- Southeast Asia
Although the Indonesian government has committed to recognizing 12.7 million hectares of community forestland and allocate 9 million hectares for a planned agrarian reform, the government has had limited success delivering on these targets. Lack of capacity and coordination among different parts of government, corruption, and overlapping and often contradictory legal and regulatory frameworks constrains the process. The recent establishment of the “Working Group to Accelerate the Establishment of Customary Forests,” the moratorium on the expansion of palm oil concessions, and the state commitment to accelerate land redistribution reforms present opportunities to build collective momentum around the tenure agenda. Based on these recent developments, RRI focuses on protecting land rights defenders; support legal strategies for protecting and asserting land rights; and engaging with private sector and various levels of government on the tenure rights agenda.
In India, the legal framework provided by the Forest Rights Act (FRA) is an immense opportunity for scaling up community rights, but to date barely 5 percent of the potential for collective rights over 40 million hectares of forestland has been achieved. This is in part because the FRA faces strong opposition from conservationists, the forest bureaucracy, and political elements working with industrialists and conservation groups to file suits challenging the FRA before India’s Supreme Court. In 2019, the court ruled to evict millions of tribal peoples whose rights had not been upheld under the FRA. Although the court has put a stay on the evictions—in part as a response to the RRI Coalition’s advocacy—the threat remains. This also discourages others from applying for their rights under the FRA.

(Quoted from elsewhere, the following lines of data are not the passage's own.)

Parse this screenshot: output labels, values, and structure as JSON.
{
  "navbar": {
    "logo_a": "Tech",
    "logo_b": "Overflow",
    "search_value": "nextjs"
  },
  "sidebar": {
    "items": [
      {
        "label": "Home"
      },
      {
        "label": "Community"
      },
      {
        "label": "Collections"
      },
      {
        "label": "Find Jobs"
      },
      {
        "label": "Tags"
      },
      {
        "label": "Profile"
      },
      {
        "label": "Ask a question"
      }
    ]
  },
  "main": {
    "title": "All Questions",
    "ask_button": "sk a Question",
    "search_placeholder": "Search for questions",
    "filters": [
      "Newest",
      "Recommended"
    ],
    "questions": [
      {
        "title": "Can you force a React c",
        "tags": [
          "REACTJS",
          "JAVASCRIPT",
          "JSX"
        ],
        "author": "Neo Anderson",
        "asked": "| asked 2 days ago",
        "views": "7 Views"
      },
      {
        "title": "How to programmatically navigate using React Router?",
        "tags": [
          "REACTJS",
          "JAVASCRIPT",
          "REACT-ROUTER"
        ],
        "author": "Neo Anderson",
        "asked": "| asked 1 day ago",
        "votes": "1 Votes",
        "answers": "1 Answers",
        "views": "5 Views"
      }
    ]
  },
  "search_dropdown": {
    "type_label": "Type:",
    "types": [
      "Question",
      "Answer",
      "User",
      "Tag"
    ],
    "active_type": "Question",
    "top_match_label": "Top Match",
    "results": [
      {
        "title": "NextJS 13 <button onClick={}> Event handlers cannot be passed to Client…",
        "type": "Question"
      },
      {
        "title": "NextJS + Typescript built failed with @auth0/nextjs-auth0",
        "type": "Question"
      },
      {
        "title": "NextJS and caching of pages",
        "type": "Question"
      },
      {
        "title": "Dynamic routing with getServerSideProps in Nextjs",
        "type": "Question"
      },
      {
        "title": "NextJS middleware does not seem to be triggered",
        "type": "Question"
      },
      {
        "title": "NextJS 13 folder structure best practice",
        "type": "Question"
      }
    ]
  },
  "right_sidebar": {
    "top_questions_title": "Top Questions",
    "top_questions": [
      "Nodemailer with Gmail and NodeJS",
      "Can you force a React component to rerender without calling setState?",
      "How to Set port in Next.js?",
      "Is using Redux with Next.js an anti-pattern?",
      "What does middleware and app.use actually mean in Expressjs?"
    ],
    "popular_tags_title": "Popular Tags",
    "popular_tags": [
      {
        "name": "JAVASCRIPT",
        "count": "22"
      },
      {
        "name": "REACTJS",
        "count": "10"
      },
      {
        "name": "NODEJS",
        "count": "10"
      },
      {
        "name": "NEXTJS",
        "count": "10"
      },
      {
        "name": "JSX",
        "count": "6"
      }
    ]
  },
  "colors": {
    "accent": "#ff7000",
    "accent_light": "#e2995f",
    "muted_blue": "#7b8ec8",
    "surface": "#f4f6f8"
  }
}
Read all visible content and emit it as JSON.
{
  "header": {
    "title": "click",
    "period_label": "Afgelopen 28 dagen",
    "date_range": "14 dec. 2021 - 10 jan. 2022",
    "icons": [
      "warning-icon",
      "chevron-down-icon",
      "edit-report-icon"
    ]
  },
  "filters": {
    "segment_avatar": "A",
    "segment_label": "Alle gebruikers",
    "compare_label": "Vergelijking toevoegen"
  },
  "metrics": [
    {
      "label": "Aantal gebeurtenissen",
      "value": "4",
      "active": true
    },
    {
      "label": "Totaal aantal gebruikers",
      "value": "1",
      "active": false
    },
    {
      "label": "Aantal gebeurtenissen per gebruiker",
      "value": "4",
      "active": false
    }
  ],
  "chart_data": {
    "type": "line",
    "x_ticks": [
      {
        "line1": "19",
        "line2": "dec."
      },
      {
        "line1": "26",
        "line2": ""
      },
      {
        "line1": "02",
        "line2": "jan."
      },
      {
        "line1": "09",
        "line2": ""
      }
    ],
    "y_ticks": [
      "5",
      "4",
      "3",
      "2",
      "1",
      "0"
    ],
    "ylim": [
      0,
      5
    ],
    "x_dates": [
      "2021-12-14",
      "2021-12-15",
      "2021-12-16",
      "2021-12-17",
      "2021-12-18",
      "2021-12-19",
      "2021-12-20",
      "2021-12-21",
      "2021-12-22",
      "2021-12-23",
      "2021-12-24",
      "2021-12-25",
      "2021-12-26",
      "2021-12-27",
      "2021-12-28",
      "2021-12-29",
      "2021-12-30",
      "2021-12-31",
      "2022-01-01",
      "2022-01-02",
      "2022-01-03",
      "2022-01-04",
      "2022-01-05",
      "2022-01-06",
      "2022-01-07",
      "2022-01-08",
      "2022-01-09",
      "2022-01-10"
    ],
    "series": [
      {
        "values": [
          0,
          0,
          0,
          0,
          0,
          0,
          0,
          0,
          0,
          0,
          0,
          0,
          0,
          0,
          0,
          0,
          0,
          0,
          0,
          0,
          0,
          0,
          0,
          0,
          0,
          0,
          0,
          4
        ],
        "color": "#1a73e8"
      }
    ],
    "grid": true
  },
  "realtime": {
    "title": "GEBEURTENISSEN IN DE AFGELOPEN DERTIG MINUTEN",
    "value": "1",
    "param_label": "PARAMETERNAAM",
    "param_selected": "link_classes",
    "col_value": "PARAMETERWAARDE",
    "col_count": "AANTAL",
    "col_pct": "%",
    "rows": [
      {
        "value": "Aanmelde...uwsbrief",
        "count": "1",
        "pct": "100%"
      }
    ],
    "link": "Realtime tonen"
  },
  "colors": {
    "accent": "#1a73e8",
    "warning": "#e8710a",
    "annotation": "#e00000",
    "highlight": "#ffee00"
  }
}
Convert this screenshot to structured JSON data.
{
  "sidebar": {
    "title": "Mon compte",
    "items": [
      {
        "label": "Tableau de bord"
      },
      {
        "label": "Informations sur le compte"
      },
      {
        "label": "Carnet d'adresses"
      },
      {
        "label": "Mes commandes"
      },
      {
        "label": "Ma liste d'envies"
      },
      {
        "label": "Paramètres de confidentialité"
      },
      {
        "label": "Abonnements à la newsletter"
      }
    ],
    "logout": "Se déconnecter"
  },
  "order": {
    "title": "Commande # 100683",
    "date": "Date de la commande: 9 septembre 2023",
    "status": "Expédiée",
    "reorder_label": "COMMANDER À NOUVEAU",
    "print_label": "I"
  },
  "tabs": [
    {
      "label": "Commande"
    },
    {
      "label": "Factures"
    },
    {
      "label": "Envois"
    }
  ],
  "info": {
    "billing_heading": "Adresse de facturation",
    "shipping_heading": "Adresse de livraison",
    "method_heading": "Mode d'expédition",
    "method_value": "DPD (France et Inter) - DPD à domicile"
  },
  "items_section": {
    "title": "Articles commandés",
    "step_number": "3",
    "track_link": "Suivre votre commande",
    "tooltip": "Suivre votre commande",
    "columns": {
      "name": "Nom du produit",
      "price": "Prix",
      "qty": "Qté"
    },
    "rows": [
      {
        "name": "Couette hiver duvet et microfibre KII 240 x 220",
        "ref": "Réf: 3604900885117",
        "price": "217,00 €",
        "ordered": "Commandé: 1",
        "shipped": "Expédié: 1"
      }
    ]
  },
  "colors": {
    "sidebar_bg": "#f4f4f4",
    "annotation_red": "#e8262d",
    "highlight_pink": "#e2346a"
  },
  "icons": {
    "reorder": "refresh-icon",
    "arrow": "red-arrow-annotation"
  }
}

The key elements of the RRI Coalition’s strategy in India include countering this Supreme Court decision, leveraging data and analysis to convince political parties and policymakers of the benefits of implementing the FRA and protecting land rights, building the capacity of a network of lawyers and activists engaged in legal action to assert and protect land rights, analytical work to support advocacy, as well as supporting the Tenure Facility project that takes FRA implementation to scale.
While Nepal is famous around the world for community forestry, communities’ rights over their forest are not legally secure and their ability to freely make plans and use resources to benefit the communities are over-regulated. Fortunately, the recently enacted Constitution allows for a three-tiered government, within which local governments have enormous power to formulate laws recognizing the legal rights of communities, remove regulatory barriers, and provide budgetary support to these groups. Because of the long association of FECOFUN and its members with social movements, more than 1,200 of its members—including 700 women—were elected to local office in 2018. This electoral success and the political momentum behind land issues provides an unprecedented opportunity for local communities to have their forest rights recognized under local laws and develop markets for increased economic prosperity. RRI Partners and Collaborators are responding to the demand of these elected representatives to help them develop a model local law; develop smarter, more community-oriented regulations; and develop the markets for their enterprises.
In the Southeast Asia region, recent legal changes supporting the land rights of indigenous and local communities have created windows of opportunity, including in Myanmar, Philippines, Cambodia, Laos, and Vietnam. However, implementation remains a major challenge and the rapidly increasing promotion of Special Economic Zones (SEZs) to encourage foreign investment is not accompanied by effective environmental and social safeguards. High competition for land in the region means that SEZs often target areas under traditional collective management. Unfortunately, Indigenous Peoples and local communities are generally not involved in development planning, and stakeholders have failed to ensure access to information and effective participation at the level of affected peoples and communities. In this context, the RRI Coalition is engaging with the private sector and with community-based forest enterprise and monitoring policy changes and shifts in land reforms in the region.